Read More

  • April 20, 2021

Wild Cherry Bark: A Tasty Cough Remedy

Have you ever noticed how many cough drops and syrups have a cherry flavor? I believe the use of cherry flavoring in cough medicines traces back to the use of cherry bark as a cough medicine. You won’t find it in the cherry-flavored over-the-counter medicines, but there are still cough syrups at the health food store that use cherry bark. I used to make a homemade cough syrup for my kids using wild cherry bark and white pine bark as the primary ingredients, and not only was it effective, it was…

Read More

  • April 13, 2021

My Favorite Astringent Herb: Bayberry

The writings of the early American herbalist Samuel Thomson have greatly influenced my approach to herbalism. And one of the many useful ideas I got from him was the importance of tasting remedies to help me understand their actions. In his book New Guide to Health, he wrote: “This practice of tasting herbs and roots has been of great advantage to me, as I have always been able to ascertain what is useful for any particular disease, by that means…. I was often told that I should poison myself…

Read More

  • April 6, 2021

The Herbal Eye, Ear, Nose, and Throat Doctor

Spring is here! Flowers and leaf buds adorn the trees and soon spring flowers will be popping up everywhere. Unfortunately, for too many people, this is a miserable season because of hay fever, or seasonal allergic rhinitis. For these unfortunate souls, spring means a stuffed up, itchy nose, red and watery eyes, and other unpleasant symptoms. That’s why I’m discussing eyebright, which is one of the three main herbs I use to counteract respiratory allergies. Eyebright is one of those plants that…

Read More

  • March 30, 2021

The Perfect Nervine for Hard-Driven Workaholics

One thing that makes someone a better herbalist is the ability to match herbs to personalities instead of disease patterns. If someone is stressed, tense, or anxious, just about any nervine herb will probably help. And a formula containing several nervine herbs will almost definitely help. But, if the herbalist is familiar with many herbs, he or she will be able to select an herb based on what they observe about a client’s personality for even better results. Vervain is a great example of this.…

Read More

  • March 23, 2021

The Passionate Flower

If you only know herbs from labels on a bottle, you’re missing a lot.  Passionflower is a perfect example. The flowers on this plant are amazing to look at. Spanish explorers saw a symbolic relationship between the patterns in these flowers and the suffering (or passion) of Christ, hence the name. They saw the three styles as the three nails, the five stamens as Christ's wounds, and the long, thin fibers of the corona as the crown of thorns. The passion they saw in passion flower represents…

Read More

  • March 16, 2021

Beyond Beer: The Sedating Power of Hops

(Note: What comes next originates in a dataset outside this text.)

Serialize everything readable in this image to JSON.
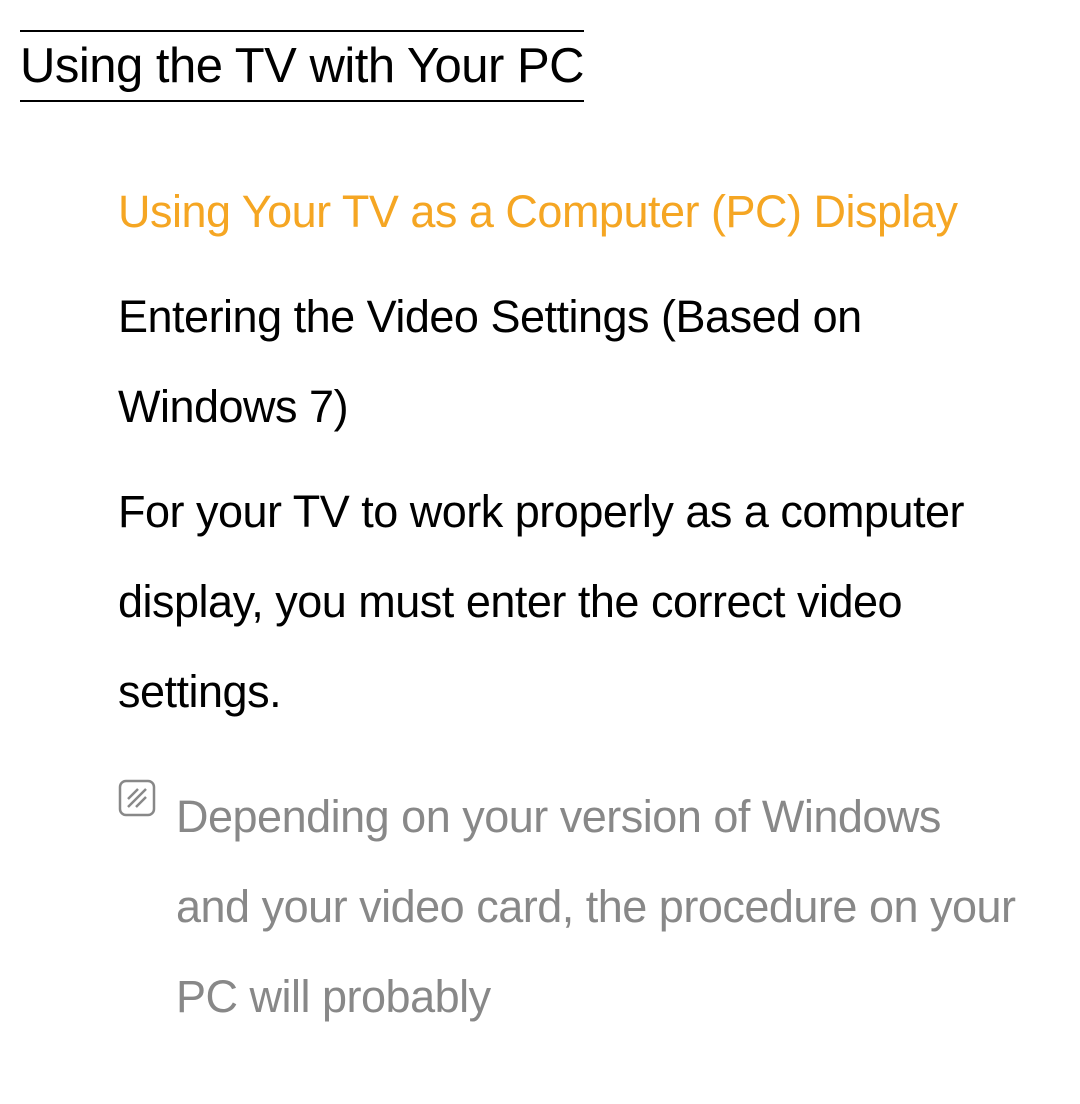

Hops are widely cultivated, not for its use as an herbal medicine, but as an ingredient in beer. How it came to be used for that purpose is an interesting story related by Stephen Harrod Buhner in his book Sacred Herbal Healing Beers. In the past, people didn’t make tinctures by soaking herbs in alcohol, they made medicinal wines and beers adding the medicinal herbs in with the barley, grapes, or other substances being fermented. Many of these original spirits were mind-altering and stimulating…

Read More